PPC advertising refers to pay-per-click or paid search advertising, a model of digital marketing which allows companies to purchase visits to their websites, rather than relying solely on search engine optimization or traditional methods of digital marketing such as banner advertisements, pop-up ads, and referral programs. This makes sense for many companies, small and large, because, once they’ve got their customer on their site they can work to convert that visit into a sale. For example, imagine someone typing “how to tie a double windsor knot” into a search engine. Of course, they’ll eventually end up on a YouTube video or web tutorial that walks them through tying a knot, but along the way, they’ll see a text link within their search results for your clip-on tie shop. If this user clicks on the link, they might be tempted to purchase your product, and the search engine will only charge you if the user actually does click on that text link.
Google AdWords is the leading provider of PPC advertising because most consumers turn to Google to conduct their searches. According to Smart Insights, Google accounts for over 77% of searches online and close to 4.5 billion searches per day. With all of this web traffic, it makes sense for companies to turn to Google to take advantage of some of their traffic. Google AdWords provides a variety of tools for companies to help them analyze search engine performance, showing you where your page does well in turning up on search engine results pages and showing you what keywords might be useful. These tools are free to members that have verified sites, and they can help you get a clearer picture of your web traffic. It’s important to do a lot of research about the habits of your paying customers in order to determine the best keywords for your company.
You might be tempted to pick the keywords that have the most searches, but be very careful with this strategy. Although it may result in many visits to your website (which you’ll pay for), it may not yield the results you are looking for. For example, suppose you bought clicks for the search term “ties.” This would yield more results than something like “formal ties in Denver,” but may not bring the right traffic. Someone could be looking for hair ties, bowties, tie-dye, and who knows what else. Plus, the search engine raises the price of each click when there are many searches, as this space becomes more competitive.
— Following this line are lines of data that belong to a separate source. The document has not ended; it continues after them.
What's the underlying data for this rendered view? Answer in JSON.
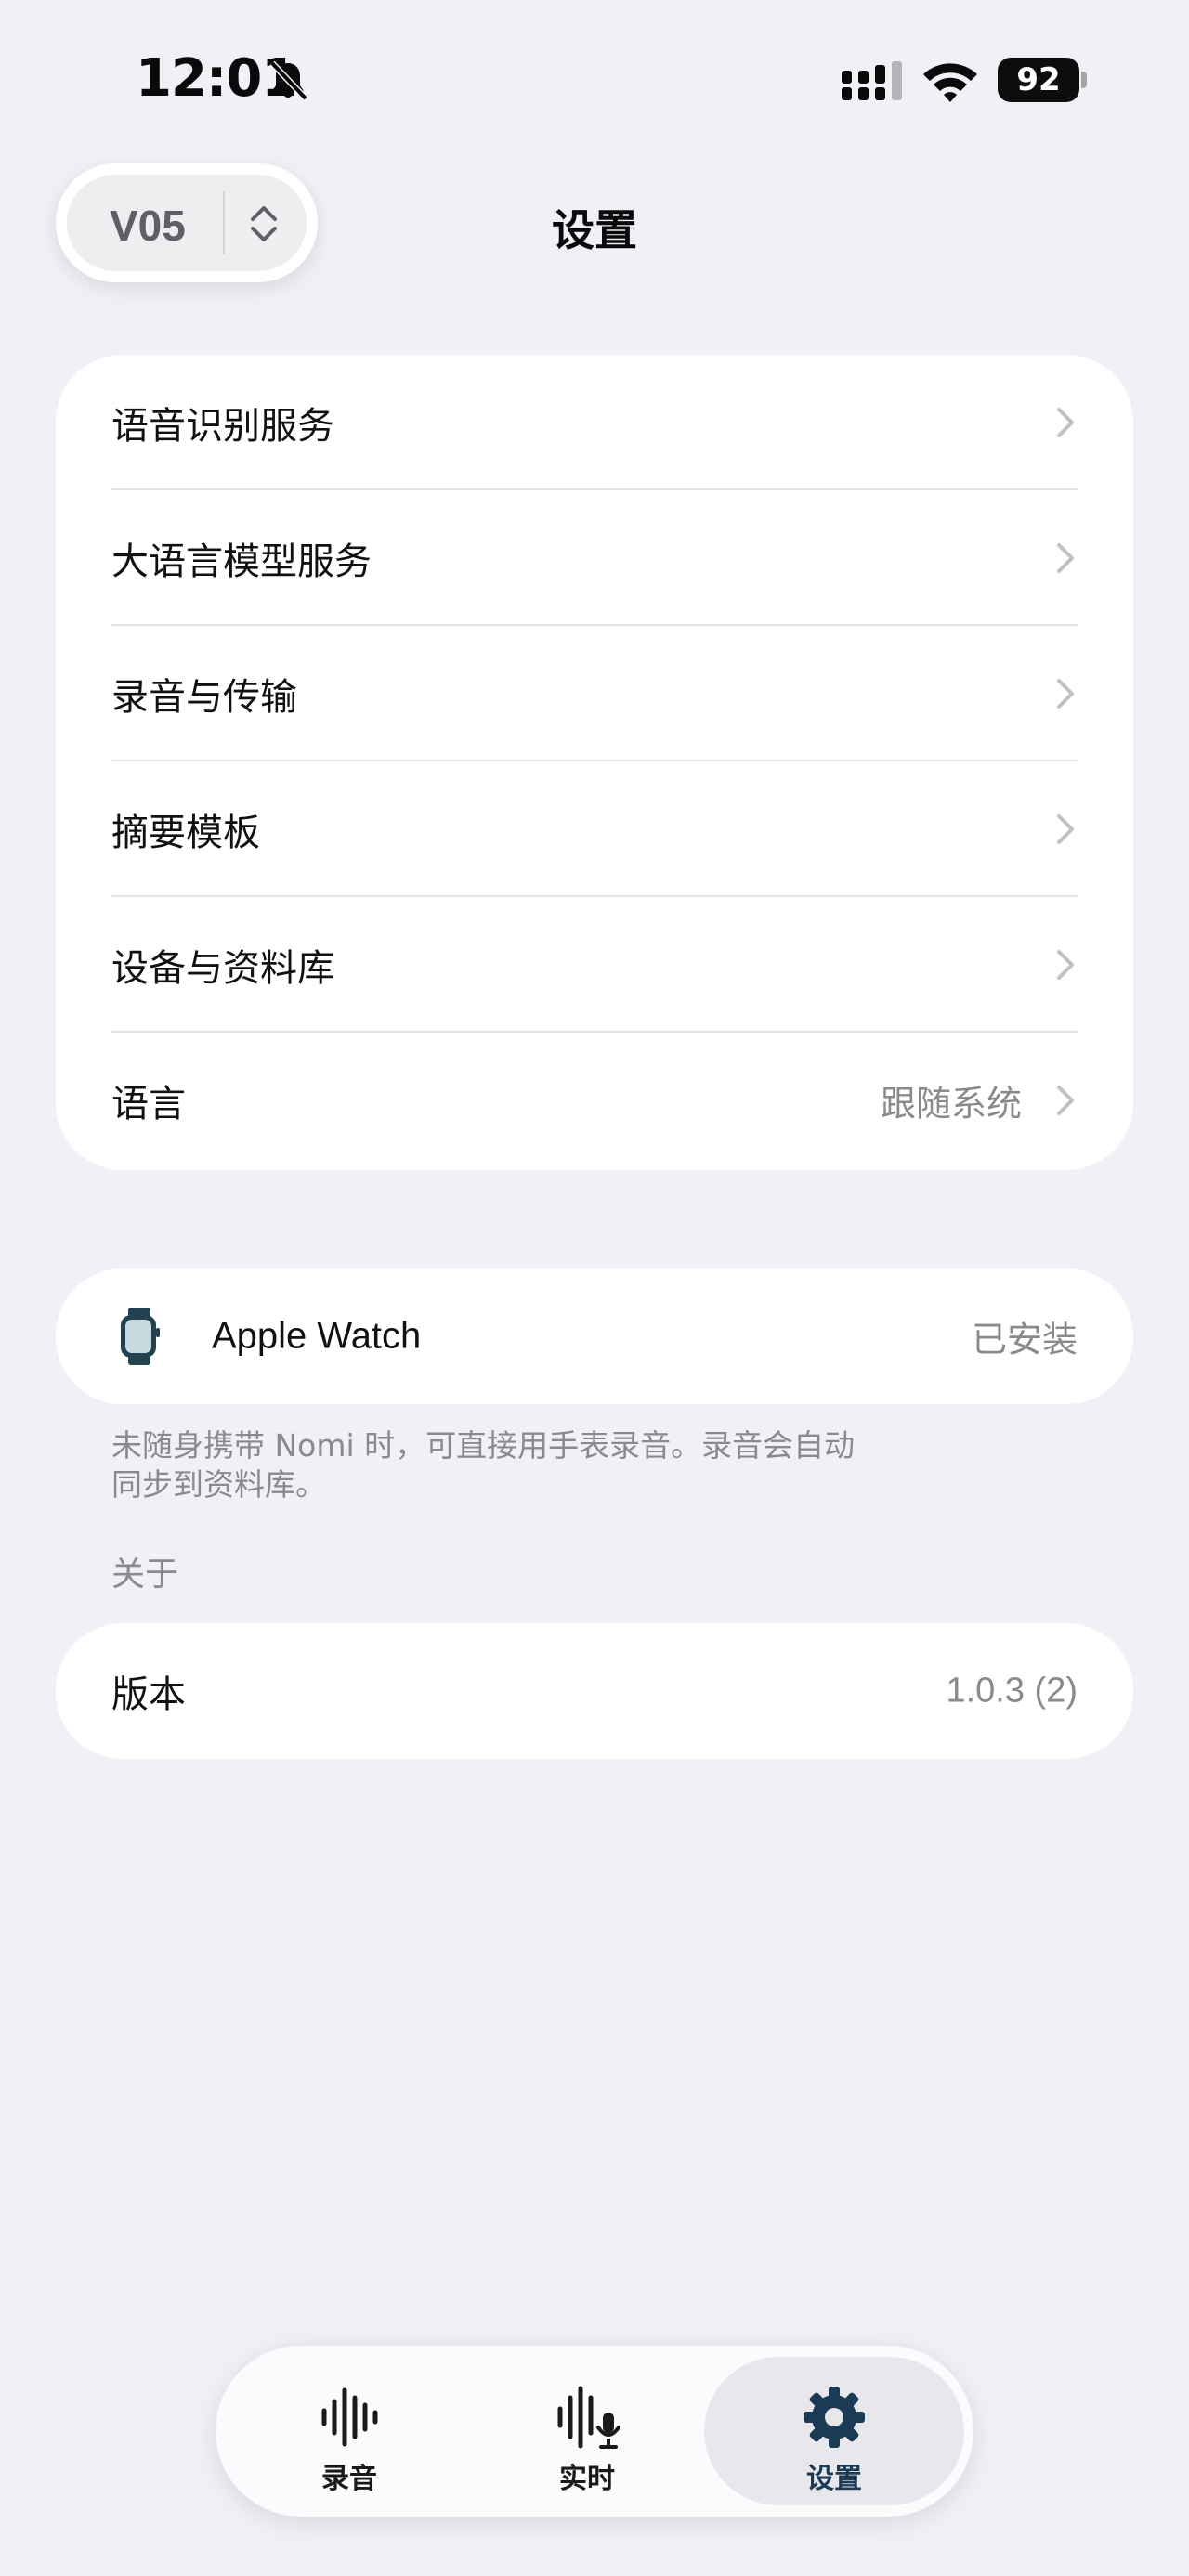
{
  "status_bar": {
    "time": "12:01",
    "battery": "92"
  },
  "header": {
    "version_selector": "V05",
    "title": "设置"
  },
  "settings_list": {
    "items": [
      {
        "label": "语音识别服务",
        "value": ""
      },
      {
        "label": "大语言模型服务",
        "value": ""
      },
      {
        "label": "录音与传输",
        "value": ""
      },
      {
        "label": "摘要模板",
        "value": ""
      },
      {
        "label": "设备与资料库",
        "value": ""
      },
      {
        "label": "语言",
        "value": "跟随系统"
      }
    ]
  },
  "watch": {
    "label": "Apple Watch",
    "status": "已安装",
    "footnote_line1": "未随身携带 Nomi 时，可直接用手表录音。录音会自动",
    "footnote_line2": "同步到资料库。"
  },
  "about": {
    "section_title": "关于",
    "version_label": "版本",
    "version_value": "1.0.3 (2)"
  },
  "tab_bar": {
    "tabs": [
      {
        "label": "录音",
        "icon": "waveform-icon",
        "active": false
      },
      {
        "label": "实时",
        "icon": "waveform-mic-icon",
        "active": false
      },
      {
        "label": "设置",
        "icon": "gear-icon",
        "active": true
      }
    ]
  },
  "colors": {
    "background": "#f1f0f6",
    "card": "#ffffff",
    "secondary_text": "#8a8a8e",
    "active_tab_icon": "#1a3a55"
  }
}
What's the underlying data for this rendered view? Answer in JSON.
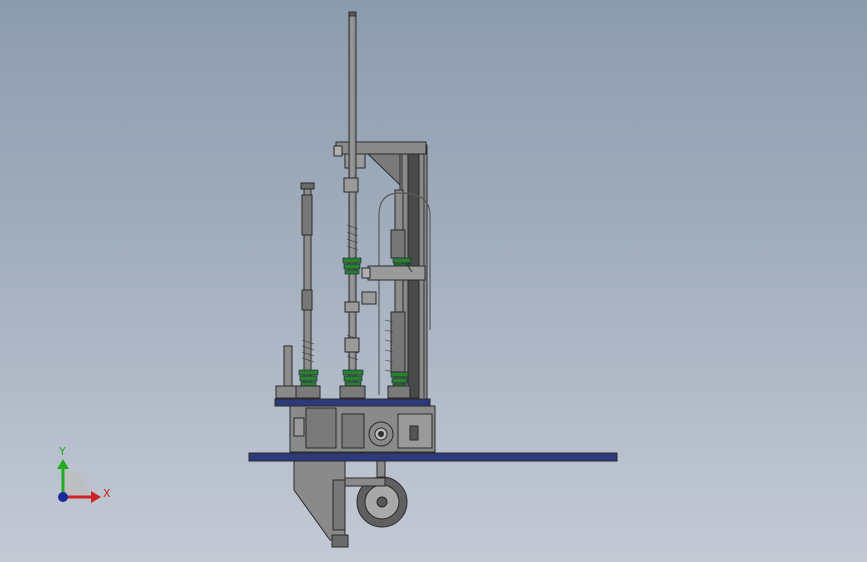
{
  "viewport": {
    "background_top": "#8c9bae",
    "background_bottom": "#c3cad5"
  },
  "model": {
    "part_color": "#7a7a7a",
    "edge_color": "#2a2a2a",
    "plate_color": "#2c3a7a",
    "spring_color": "#2e7d32"
  },
  "triad": {
    "x_label": "X",
    "y_label": "Y",
    "x_color": "#cc2222",
    "y_color": "#22aa22",
    "z_color": "#1a2a9a"
  }
}
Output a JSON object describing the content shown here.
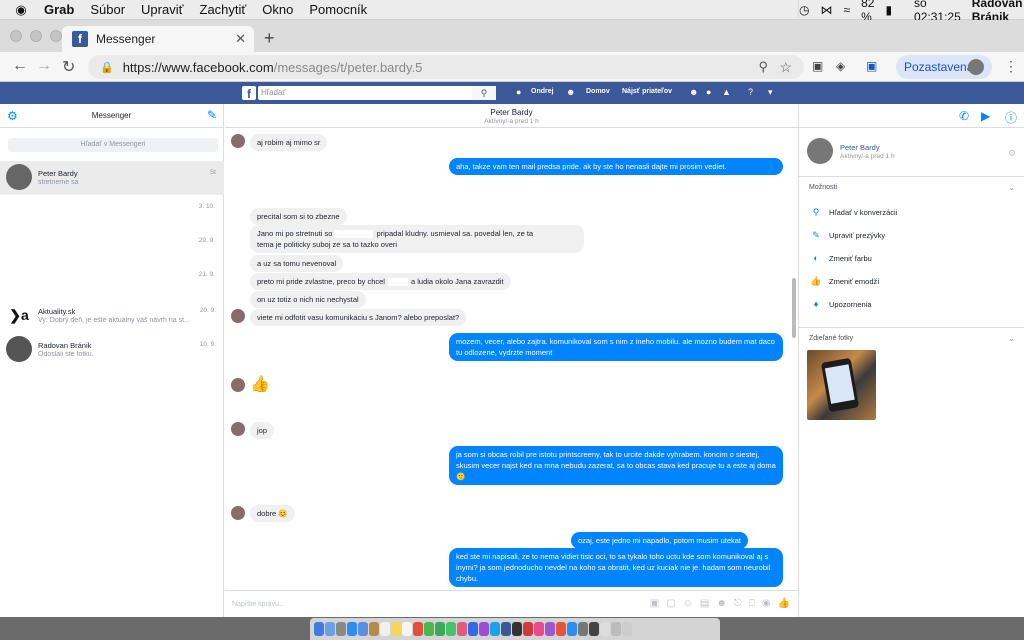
{
  "menubar": {
    "app": "Grab",
    "items": [
      "Súbor",
      "Upraviť",
      "Zachytiť",
      "Okno",
      "Pomocník"
    ],
    "battery": "82 %",
    "clock": "so 02:31:25",
    "user": "Radovan Bránik"
  },
  "browser": {
    "tab_title": "Messenger",
    "url_base": "https://www.facebook.com",
    "url_path": "/messages/t/peter.bardy.5",
    "profile_label": "Pozastavená"
  },
  "fb": {
    "search_placeholder": "Hľadať",
    "nav": [
      "Ondrej",
      "Domov",
      "Nájsť priateľov"
    ]
  },
  "sidebar": {
    "title": "Messenger",
    "search_placeholder": "Hľadať v Messengeri",
    "conversations": [
      {
        "name": "Peter Bardy",
        "snippet": "stretneme sa",
        "date": "St"
      },
      {
        "name": "Aktuality.sk",
        "snippet": "Vy: Dobrý deň, je ešte aktuálny váš návrh na st...",
        "date": "20. 9."
      },
      {
        "name": "Radovan Bránik",
        "snippet": "Odoslali ste fotku.",
        "date": "10. 9."
      }
    ],
    "date_separators": [
      "3. 10.",
      "29. 9.",
      "21. 9."
    ]
  },
  "chat": {
    "name": "Peter Bardy",
    "status": "Aktívny/-a pred 1 h",
    "messages": [
      "aj robim aj mimo sr",
      "aha, takze vam ten mail predsa pride. ak by ste ho nenasli dajte mi prosim vediet.",
      "precital som si to zbezne",
      "Jano mi po stretnuti so",
      "pripadal kludny. usmieval sa. povedal len, ze ta",
      "tema je politicky suboj ze sa to tazko overi",
      "a uz sa tomu nevenoval",
      "preto mi pride zvlastne, preco by chcel",
      "a ludia okolo Jana zavrazdit",
      "on uz totiz o nich nic nechystal",
      "viete mi odfotit vasu komunikaciu s Janom? alebo preposlat?",
      "mozem, vecer, alebo zajtra. komunikoval som s nim z ineho mobilu. ale mozno budem mat daco tu odlozene, vydrzte moment",
      "jop",
      "ja som si obcas robil pre istotu printscreeny, tak to urcite dakde vyhrabem. koncim o siestej, skusim vecer najst ked na mna nebudu zazerat, sa to obcas stava ked pracuje tu a este aj doma 🙂",
      "dobre 😊",
      "ozaj, este jedno mi napadlo, potom musim utekat",
      "ked ste mi napisali, ze to nema vidiet tisic oci, to sa tykalo toho uctu kde som komunikoval aj s inymi? ja som jednoducho nevdel na koho sa obratit, ked uz kuciak nie je. hadam som neurobil chybu."
    ],
    "compose_placeholder": "Napíšte správu..."
  },
  "details": {
    "name": "Peter Bardy",
    "status": "Aktívny/-a pred 1 h",
    "options_title": "Možnosti",
    "options": [
      "Hľadať v konverzácii",
      "Upraviť prezývky",
      "Zmeniť farbu",
      "Zmeniť emodží",
      "Upozornenia"
    ],
    "photos_title": "Zdieľané fotky"
  },
  "colors": {
    "fb_blue": "#3b5998",
    "messenger_blue": "#0084ff"
  }
}
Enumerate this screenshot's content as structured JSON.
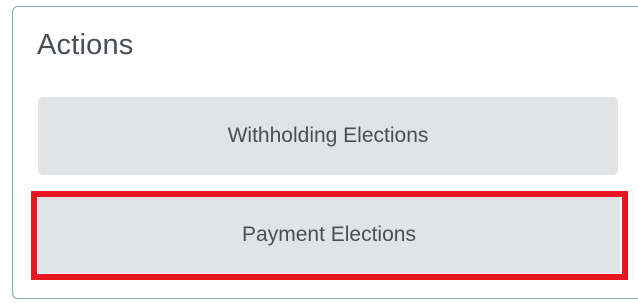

The average cost for a PPC is two to three dollars, so this can add up very quickly. Instead, using a long-tail keyword, like in the example above, will yield fewer results but with more accuracy. Thinking of an exhaustive list of these long-tail keywords is a key step to being successful with your PPC campaign—think about how often you start searching with a general term before typing in another, more specific query.
Also, consider adding negative keywords. If you know that people who search for, say, “armani ties in Denver” will not likely be interested in shopping at a boutique tie design shop, then this would work great as a negative keyword. It’s a necessary step, because if you have paid for the keyword string “ties in Denver,” you have the potential to receive visits for queries that include that search term—a waste of money. It’s also important to continuously review and reevaluate the most expensive keywords you select—if you are paying a lot for clicks, but few of these clicks convert to real sales, then it’s time to come up with new keywords.
Managing a PPC campaign can be trickier than it may seem at first, but there are places where you can find professional AdWords help. These firms will not only set up the AdWords keywords for you, but they’ll evaluate every part of the process. For example, which webpage does the link navigate to (the landing page)? Can the text of the link itself (the anchor text) be improved to prevent accidental clicks and encourage paying customers? Are there any long-tail keywords you may have forgotten, or products that might pair well with your product or service? Can your product or service be split up into smaller groups to encourage more specific results (for example, “cheap furniture in Denver” might be changed to “cheap sofas in Denver” and “cheap tables in Denver” etc)? What percentage of AdWords clicks convert to sales for each keyword? A firm can help you address these issues and more.